• Data listing
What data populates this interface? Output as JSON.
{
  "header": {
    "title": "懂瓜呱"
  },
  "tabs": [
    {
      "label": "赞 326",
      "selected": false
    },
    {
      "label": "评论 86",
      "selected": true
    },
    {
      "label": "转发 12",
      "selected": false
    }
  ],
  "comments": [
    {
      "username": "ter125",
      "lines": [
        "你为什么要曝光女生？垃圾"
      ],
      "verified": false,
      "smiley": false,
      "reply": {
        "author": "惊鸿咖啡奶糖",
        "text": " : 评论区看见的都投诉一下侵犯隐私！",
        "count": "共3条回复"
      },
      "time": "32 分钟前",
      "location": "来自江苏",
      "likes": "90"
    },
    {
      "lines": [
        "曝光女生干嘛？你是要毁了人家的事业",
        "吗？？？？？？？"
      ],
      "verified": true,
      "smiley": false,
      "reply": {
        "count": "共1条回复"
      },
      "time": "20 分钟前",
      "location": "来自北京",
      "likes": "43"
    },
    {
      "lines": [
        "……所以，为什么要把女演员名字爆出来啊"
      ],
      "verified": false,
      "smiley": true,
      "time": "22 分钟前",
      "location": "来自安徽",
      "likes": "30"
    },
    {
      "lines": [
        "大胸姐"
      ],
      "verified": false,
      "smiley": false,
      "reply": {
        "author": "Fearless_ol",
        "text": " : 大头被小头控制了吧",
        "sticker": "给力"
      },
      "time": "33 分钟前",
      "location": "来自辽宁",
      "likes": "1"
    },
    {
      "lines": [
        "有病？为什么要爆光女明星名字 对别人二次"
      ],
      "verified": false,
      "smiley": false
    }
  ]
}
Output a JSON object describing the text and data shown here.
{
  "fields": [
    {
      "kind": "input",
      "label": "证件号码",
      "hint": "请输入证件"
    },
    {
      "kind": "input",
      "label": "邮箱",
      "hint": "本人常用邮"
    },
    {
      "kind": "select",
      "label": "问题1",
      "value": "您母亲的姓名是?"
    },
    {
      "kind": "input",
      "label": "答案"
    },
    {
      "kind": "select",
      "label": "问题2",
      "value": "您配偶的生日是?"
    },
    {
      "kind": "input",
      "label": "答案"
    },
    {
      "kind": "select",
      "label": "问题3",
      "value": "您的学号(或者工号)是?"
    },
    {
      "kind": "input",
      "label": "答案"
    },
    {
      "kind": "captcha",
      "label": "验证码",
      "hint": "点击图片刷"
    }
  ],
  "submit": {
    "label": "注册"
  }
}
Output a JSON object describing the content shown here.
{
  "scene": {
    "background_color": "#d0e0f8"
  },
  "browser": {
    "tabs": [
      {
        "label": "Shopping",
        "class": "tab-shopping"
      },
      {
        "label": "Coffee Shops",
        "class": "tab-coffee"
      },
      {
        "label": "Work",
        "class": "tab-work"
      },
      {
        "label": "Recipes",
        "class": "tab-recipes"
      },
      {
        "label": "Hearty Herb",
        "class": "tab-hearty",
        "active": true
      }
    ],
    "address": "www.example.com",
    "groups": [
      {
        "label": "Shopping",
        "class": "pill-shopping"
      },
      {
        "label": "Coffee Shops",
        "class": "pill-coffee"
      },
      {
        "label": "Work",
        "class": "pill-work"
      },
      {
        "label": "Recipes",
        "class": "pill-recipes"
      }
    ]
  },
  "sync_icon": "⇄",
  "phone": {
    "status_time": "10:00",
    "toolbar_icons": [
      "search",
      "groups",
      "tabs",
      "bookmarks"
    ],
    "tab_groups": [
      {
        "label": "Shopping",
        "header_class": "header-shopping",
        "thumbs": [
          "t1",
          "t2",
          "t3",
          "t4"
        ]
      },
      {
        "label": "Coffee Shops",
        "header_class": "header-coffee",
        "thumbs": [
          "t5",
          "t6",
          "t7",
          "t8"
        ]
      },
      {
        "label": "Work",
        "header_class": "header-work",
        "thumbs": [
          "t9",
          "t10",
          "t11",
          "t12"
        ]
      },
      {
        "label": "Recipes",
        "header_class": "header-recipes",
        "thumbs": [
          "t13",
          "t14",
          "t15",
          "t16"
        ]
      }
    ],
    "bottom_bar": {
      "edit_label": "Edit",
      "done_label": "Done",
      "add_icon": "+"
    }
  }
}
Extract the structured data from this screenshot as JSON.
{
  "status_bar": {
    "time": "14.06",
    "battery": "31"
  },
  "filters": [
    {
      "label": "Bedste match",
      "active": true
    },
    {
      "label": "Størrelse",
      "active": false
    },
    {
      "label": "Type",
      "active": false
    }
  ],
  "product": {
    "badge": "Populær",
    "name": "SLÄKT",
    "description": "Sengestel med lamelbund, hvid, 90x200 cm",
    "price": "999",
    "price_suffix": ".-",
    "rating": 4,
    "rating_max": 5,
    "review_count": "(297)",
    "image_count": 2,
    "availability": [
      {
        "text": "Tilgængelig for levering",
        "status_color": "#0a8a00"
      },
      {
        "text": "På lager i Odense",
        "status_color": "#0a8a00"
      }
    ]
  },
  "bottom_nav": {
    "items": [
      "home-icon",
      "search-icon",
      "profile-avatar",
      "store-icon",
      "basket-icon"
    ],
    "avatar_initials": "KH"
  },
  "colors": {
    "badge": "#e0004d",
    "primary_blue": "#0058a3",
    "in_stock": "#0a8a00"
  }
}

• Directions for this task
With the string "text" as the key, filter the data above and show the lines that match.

• Task solution
        "text": " : 评论区看见的都投诉一下侵犯隐私！",
        "text": " : 大头被小头控制了吧",
Output a JSON object describing the text and data shown here.
        "text": "Tilgængelig for levering",
        "text": "På lager i Odense",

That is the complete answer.